Flops and Failures
And sometimes there’s simply not enough caffeine in the world to make it go right. No matter how solid your lesson plans are, no matter how much agency you give your students, no matter how much you plead or threaten or give them “tough-love,” it’s simply another morning of quiet–unbearably quiet–desperation when it occurs to you that no one is “awake” until there are only 15 minutes left of class. Do you walk out?
While I love giving students control over the syllabus and asking them to bring a question and passage from the readings to each and every class discussion, sometimes it drops like a lead balloon at 8am. I always accept partial responsibility–and the “partial” is important. When I give students agency in their own education, not all of them know what to do with it and it takes some time for them to figure it out. I remind students that they get what they want to get out of my class. This isn’t a “free” ride because it’s student-centered and I’m not a “cool” professor that gives good grades that aren’t earned.
Actually, it’s a lot harder when students have so much responsibility. The conversation flops when no one reads, when no one has a question, when no one has a passage that they want to share, or when no one shows up. Moreover, it’s demoralizing to the other students who did do the work when others don’t do their share. Giving students more control can also burden hard-working students more than others. Student-centered classes depend on trust and accountability, so there’s much more community building that needs to happen–and that takes time away from the course material, but I think it’s worth that time.
When any of the above flops happen, it’s also a lot harder not to walk out and end class early. It’s harder to stay and dwell in the discomfort and problem-solve with students, ask them to answer for themselves, “Do you think you’re contributing equally to this class discussion?” Planning a conversation about accountability can help bring students together and realize how much they depend on one another.
Reminding them that it’ll show in their final grade is just a threat that sounds like every threat they’ve heard since the beginning of their education. But reminding them that the class is basically functioning like a team makes students approach attendance and participation differently. So ask them:

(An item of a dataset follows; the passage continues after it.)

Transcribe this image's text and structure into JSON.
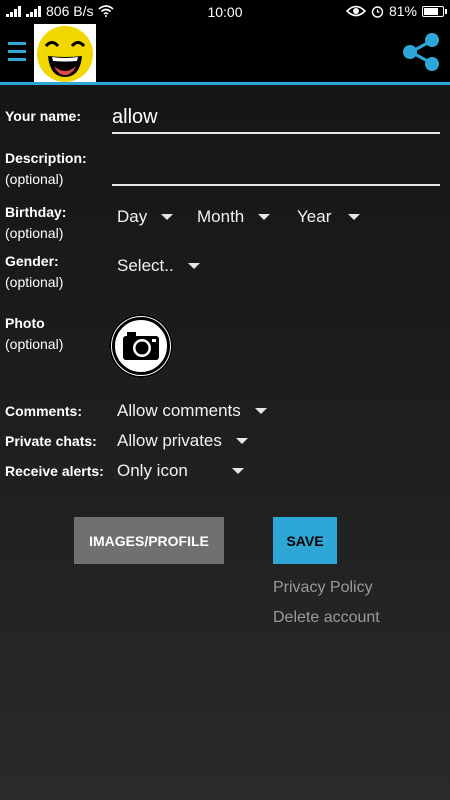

- What do you think you’re contributing as a participant? As a listener?
- What are you doing well?
- What could you be doing better?
- What do you want to get out of this class?
- How can your instructor help you reach those goals?”
I hope this helps you, my fellow morning warriors. The struggle is real. May all the caffeine and chocolate croissants you need to get going in the morning be in your future.